Arriving on the Amalfi Coast is a journey of anticipation. As the bus pulls out of Salerno station, you get your first real glimpse of the sea; sun flickering through palm trees along the broad waterfront. The coach’s engine gives a grunt of expectation as it gains the first metres on the coast’s promontory and slowly, towns appear and recede: Vietri sul Mare, Cetara, Maiori, Minori. Just before the home stretch to Amalfi, I jump down to wait for my connection to Ravello, on a steep bend above the beaches of Castiglione.
It’s baking hot down here, but the second bus takes you into a cloud on the top of a mountain; through dark tunnels; and out onto a straight road with impossible, misty views over the sea. Ravello. You feel like you’ve earned your lunch by the time you get this far; but there’s an even better way to merit that view. The answer, of course, is by walking there.
I’m not suggesting you walk all the way from Rome; not even from Salerno or Naples, but if you base yourself in Ravello or Praiano, you can enjoy exploring the Amalfi Coast on foot and engage with its green hills in a much more immediate way. Ravello isn’t the highest spot on the coast; that honour goes to Agerola, a village not far away on a different spar of rock. But it is one of the loftiest towns on the peninsula, and in my opinion, the prettiest. Start from Ravello, or Scala, the town just below, and you can walk to Amalfi, Minori or Maiori, all reachable in under an hour, although you will probably want to allow 90 minutes to get as far as Maiori. The routes all involve steep stone steps, stretches of paved and unpaved pathway, and don’t require any special equipment (trainers or walking shoes are advised).
How to walk from Scala to Amalfi
The first walk, from Scala, requires you to take a bus there from Ravello or walk down part of the asphalted road under Ravello’s new Auditorium before finding the steps to Scala. After Scala, follow signs for the village of Minuta. You’re now in a small piazza with a chapel and fountain and you should take the stone steps that face the coast down towards the ruins of St. Eustachio, a remarkable broken church now open to the sky. Beyond there, the path leads to Pontone, a charming village with a couple of churches and a steep flight of steps into the gorge above Amalfi; you’re now ten minutes from the beach.
To come back up, follow the coast road from Amalfi towards the beach of Castiglione, and retrace the first bends taken by the bus that reaches Ravello. Then the stone steps start and you can leave the road. Not all stretches of the pathway are signposted; follow your instinct, and it’s hard to go wrong. It’s a steep ascent and not for the faint-hearted, but eventually brings you out under the gaze of Villa Rondinaia; up some more, and you emerge near Villa Cimbrone in Ravello itself.

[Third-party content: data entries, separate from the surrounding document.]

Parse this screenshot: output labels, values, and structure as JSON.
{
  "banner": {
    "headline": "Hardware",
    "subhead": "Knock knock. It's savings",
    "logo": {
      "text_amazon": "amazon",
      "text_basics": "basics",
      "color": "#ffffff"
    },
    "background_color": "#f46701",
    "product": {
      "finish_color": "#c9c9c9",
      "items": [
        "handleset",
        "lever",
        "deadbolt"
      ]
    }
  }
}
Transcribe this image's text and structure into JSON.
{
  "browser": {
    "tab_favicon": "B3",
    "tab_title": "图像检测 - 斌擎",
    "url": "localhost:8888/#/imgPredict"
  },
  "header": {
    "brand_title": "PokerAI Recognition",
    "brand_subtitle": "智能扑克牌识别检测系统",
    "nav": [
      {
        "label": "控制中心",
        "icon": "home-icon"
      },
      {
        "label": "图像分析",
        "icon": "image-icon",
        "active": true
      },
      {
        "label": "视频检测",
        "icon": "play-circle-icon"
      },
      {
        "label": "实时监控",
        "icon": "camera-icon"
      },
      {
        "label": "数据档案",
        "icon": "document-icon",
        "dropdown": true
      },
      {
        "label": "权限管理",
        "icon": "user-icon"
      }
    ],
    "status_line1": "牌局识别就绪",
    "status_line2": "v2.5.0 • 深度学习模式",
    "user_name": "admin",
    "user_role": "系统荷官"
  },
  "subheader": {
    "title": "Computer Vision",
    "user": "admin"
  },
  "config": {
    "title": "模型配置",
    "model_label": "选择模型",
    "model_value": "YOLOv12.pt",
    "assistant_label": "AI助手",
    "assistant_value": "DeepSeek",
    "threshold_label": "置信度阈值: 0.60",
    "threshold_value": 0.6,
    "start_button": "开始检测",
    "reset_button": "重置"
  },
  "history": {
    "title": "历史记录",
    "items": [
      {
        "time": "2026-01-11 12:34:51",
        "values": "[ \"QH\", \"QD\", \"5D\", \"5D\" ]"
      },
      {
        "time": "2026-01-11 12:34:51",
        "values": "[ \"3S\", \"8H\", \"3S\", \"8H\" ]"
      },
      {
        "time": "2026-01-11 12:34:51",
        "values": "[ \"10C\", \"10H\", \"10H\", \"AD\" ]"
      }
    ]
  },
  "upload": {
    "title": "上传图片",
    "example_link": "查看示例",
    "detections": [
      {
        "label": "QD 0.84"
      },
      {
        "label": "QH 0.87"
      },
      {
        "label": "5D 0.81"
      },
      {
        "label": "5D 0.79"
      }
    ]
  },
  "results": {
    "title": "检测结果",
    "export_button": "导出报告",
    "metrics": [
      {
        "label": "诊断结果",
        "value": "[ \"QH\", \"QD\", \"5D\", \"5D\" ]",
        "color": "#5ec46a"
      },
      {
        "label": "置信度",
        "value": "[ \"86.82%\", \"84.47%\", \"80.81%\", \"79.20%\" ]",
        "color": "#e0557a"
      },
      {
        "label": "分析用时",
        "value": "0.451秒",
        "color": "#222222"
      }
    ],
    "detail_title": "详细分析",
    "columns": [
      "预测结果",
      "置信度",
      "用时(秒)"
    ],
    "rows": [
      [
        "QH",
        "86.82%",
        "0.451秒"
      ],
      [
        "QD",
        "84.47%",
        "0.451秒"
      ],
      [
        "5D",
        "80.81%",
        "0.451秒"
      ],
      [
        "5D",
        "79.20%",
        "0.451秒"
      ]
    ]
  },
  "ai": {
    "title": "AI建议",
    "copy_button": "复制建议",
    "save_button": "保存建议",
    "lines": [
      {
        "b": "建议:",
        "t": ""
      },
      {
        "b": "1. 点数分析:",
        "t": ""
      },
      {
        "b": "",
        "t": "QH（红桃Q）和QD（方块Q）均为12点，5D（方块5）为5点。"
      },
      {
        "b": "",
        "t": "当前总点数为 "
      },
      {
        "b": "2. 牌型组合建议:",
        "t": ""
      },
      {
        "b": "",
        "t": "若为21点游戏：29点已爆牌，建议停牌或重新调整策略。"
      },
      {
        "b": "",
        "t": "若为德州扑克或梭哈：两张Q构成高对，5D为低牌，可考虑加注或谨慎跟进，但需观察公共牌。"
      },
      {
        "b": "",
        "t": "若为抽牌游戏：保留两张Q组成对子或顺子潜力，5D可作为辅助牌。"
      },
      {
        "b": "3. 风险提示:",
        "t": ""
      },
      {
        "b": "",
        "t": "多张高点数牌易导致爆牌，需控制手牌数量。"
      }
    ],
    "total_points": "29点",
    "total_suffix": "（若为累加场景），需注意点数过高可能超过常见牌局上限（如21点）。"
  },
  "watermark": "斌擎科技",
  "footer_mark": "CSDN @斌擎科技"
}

How to walk from Ravello to Minori
An alternative descent, towards Minori, starts from the steps just before the Auditorium and winds down to another lovely and unspoilt spot on the sea through the town of Torello. After Torello, you can turn left, down moss-covered, crumbling steps – a little hazardous – that take you straight into the heart of the town, or continue forward, past the town cemetery, a prettier route. If you want to go even further, once you’ve seen Minori, head along the coastal road towards Maiori. By that stage, you will undoubtedly want to fling yourself in the sea or just stop for lunch. This time, you will really have earned it. Another hike – that I didn’t try on this occasion – is the famous Walk of the Gods from Agerola towards Arieno or Positano. Famed for its stunning views, I’m just happy to say – there’s always a next time.